(Excerpted records)
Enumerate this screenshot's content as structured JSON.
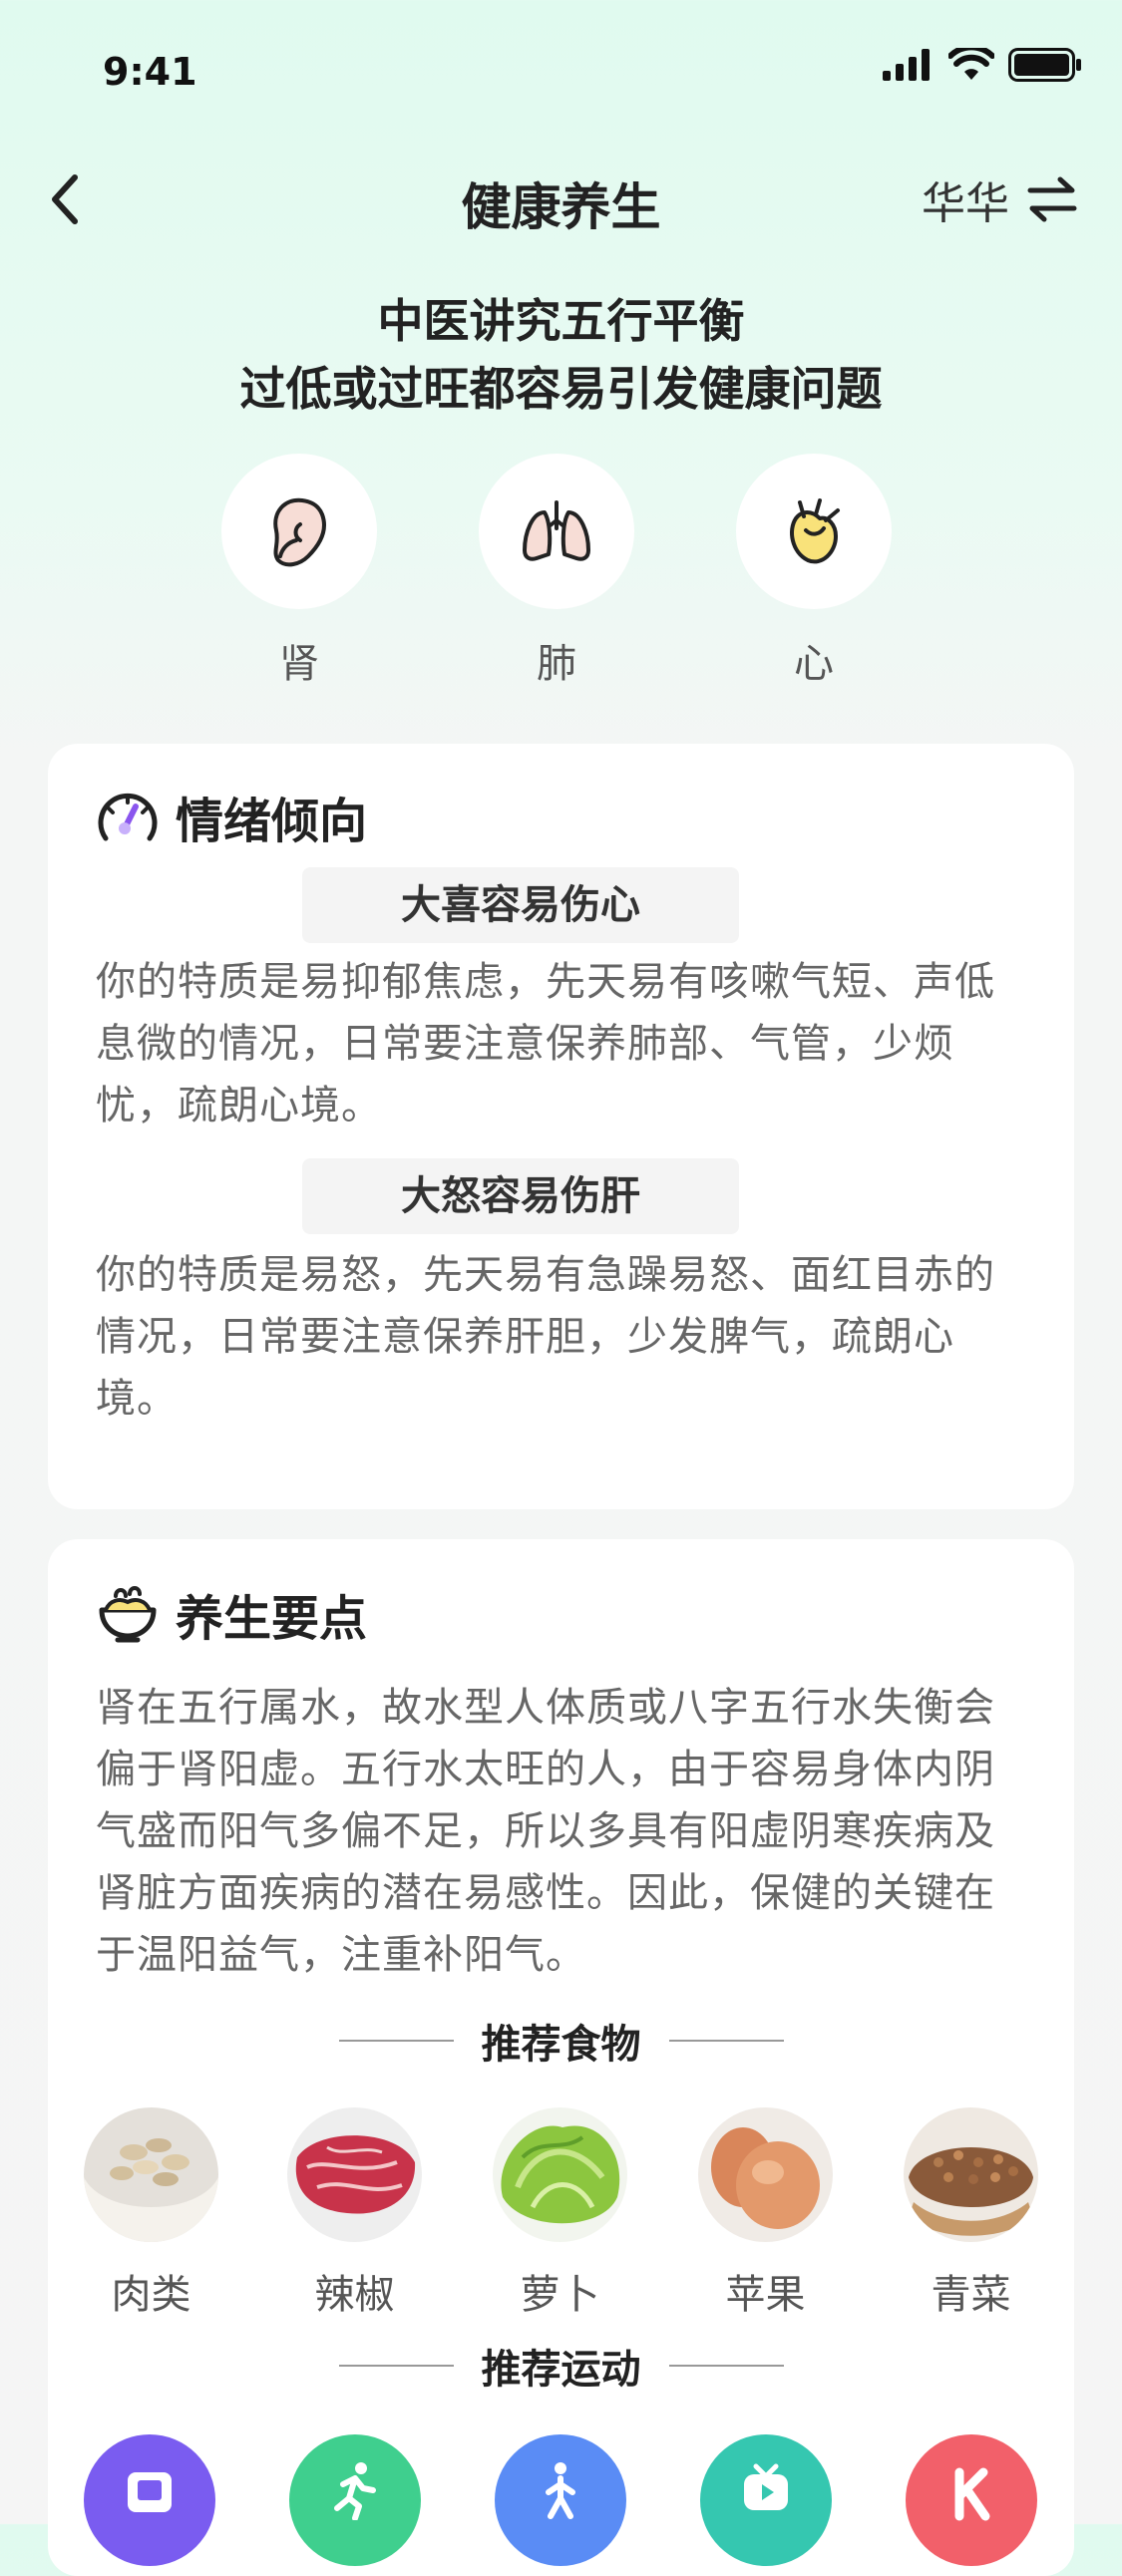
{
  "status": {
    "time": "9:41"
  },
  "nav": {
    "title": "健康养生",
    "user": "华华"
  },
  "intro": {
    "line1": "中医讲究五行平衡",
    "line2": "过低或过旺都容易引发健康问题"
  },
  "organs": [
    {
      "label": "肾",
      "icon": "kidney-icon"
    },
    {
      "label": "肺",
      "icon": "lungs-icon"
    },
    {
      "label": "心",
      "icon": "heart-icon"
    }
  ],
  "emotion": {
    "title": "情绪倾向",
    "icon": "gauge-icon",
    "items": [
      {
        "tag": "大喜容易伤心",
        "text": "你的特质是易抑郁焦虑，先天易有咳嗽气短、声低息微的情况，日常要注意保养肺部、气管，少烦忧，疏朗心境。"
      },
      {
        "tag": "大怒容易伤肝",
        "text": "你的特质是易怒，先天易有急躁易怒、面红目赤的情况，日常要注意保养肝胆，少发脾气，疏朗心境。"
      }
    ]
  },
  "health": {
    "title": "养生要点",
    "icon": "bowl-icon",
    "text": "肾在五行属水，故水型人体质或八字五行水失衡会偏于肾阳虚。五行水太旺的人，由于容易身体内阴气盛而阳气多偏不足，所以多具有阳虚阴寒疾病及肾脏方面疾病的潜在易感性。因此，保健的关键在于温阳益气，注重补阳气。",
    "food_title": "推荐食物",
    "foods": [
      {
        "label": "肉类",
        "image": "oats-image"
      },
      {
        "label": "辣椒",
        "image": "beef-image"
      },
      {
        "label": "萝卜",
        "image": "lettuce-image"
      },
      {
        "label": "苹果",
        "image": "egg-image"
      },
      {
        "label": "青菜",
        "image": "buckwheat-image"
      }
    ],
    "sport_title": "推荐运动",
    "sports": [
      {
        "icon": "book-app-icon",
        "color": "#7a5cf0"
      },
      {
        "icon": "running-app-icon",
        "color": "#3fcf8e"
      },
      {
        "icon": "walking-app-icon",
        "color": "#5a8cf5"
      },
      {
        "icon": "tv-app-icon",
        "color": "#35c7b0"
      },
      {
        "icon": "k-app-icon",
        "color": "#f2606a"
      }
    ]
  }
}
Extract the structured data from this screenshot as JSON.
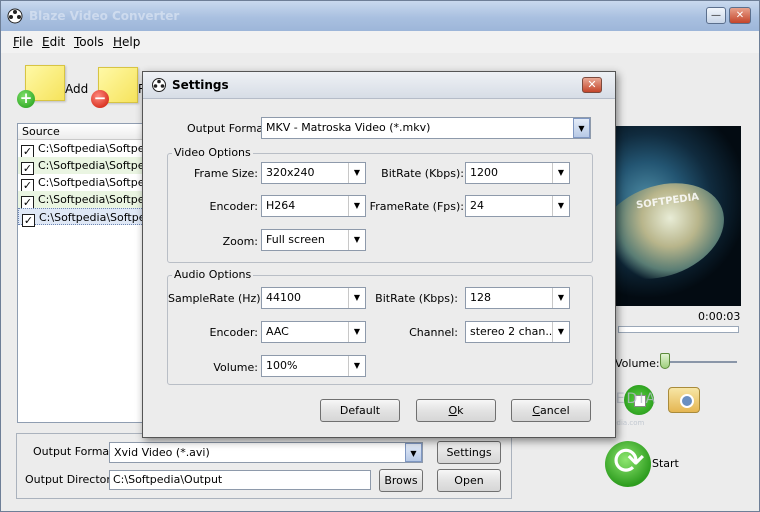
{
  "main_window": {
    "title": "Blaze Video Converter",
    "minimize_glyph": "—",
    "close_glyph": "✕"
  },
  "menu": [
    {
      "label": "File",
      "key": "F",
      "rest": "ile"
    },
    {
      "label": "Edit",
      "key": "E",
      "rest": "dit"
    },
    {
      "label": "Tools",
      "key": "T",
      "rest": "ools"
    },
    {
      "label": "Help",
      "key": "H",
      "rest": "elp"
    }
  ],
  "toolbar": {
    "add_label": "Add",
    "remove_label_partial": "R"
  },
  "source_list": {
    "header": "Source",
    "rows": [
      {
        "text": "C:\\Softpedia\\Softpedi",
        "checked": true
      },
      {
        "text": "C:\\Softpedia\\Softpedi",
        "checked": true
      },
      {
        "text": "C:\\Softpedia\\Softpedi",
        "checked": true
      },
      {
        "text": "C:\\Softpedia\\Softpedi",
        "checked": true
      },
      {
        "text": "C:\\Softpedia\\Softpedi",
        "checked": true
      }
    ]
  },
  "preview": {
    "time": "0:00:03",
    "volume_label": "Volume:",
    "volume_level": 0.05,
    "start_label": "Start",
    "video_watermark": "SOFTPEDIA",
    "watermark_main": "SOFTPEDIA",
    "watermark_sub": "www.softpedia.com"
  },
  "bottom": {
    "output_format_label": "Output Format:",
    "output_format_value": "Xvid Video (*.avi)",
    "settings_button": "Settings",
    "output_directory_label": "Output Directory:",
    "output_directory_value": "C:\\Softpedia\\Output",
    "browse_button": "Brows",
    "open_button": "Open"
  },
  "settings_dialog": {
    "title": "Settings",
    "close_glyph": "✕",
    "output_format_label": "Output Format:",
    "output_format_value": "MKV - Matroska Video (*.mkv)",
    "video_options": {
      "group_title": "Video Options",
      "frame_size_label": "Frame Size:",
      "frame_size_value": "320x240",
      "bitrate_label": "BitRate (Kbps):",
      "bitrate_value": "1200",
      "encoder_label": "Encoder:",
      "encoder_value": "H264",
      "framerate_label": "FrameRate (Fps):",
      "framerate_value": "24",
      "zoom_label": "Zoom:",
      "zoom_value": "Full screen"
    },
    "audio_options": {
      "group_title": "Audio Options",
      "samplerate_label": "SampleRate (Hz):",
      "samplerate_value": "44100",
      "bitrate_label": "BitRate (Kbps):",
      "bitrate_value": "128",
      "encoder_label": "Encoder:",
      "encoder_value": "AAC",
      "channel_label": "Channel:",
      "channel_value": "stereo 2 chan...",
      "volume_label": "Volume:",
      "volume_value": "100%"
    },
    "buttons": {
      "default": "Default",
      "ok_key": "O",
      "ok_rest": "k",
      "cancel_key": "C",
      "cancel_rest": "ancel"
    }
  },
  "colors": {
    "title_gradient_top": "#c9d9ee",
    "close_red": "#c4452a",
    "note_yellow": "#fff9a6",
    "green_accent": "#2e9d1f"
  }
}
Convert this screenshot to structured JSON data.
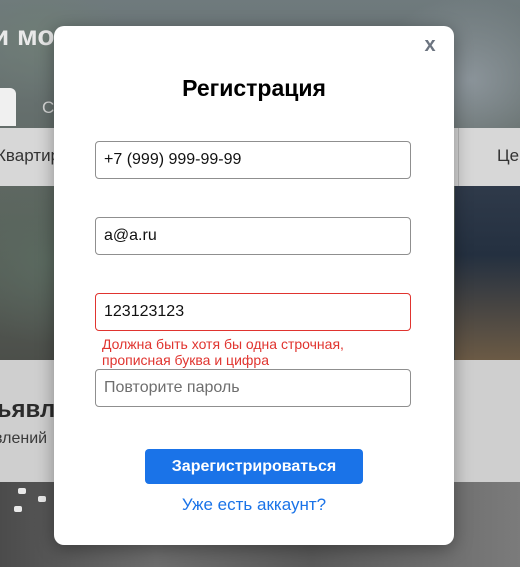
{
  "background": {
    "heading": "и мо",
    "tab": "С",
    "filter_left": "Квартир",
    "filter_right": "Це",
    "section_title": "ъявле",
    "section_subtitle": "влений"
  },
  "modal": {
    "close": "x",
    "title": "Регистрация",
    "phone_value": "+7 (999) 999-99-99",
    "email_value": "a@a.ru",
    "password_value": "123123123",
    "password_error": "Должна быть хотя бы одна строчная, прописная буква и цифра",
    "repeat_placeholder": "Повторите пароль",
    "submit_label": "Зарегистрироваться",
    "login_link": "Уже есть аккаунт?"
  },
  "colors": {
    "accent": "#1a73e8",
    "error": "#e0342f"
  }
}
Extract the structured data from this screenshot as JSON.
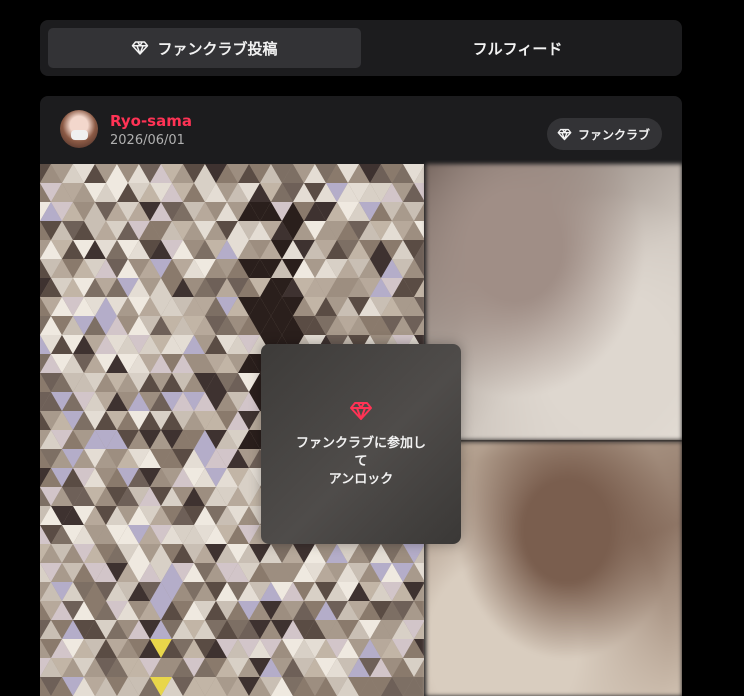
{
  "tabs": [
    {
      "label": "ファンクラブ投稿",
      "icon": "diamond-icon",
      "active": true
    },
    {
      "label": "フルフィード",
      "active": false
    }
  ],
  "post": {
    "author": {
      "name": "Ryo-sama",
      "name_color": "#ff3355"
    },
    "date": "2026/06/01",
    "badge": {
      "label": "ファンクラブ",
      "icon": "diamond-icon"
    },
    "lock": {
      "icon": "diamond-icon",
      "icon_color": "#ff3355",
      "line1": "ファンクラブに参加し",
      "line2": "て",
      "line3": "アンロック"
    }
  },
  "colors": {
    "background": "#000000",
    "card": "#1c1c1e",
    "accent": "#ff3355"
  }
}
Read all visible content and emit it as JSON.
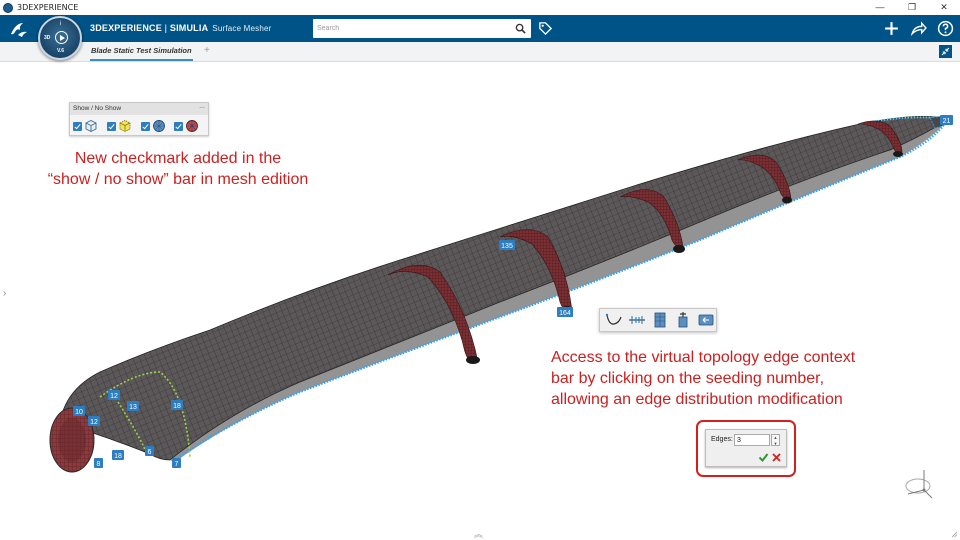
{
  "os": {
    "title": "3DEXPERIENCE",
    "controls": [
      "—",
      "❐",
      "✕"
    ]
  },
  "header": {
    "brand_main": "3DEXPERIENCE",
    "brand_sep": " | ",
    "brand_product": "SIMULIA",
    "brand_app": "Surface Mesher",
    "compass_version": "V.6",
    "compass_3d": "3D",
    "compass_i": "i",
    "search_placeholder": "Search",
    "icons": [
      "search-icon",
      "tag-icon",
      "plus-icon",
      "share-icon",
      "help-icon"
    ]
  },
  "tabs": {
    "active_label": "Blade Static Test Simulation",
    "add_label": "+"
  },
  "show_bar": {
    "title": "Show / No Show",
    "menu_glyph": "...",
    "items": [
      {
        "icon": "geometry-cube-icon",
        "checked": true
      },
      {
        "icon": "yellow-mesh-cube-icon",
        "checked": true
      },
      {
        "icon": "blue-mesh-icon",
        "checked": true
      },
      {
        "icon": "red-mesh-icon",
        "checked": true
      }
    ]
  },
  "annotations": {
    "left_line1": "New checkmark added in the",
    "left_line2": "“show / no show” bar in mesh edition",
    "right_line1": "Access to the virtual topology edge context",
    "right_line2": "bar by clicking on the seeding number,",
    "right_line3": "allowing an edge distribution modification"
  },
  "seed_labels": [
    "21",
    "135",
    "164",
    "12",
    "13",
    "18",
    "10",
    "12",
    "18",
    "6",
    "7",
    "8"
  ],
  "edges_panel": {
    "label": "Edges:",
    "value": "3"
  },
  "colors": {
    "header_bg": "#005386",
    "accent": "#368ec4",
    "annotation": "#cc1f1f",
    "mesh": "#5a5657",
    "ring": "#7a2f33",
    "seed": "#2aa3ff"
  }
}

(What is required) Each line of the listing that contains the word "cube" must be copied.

(Response to this task)
        "icon": "geometry-cube-icon",
        "icon": "yellow-mesh-cube-icon",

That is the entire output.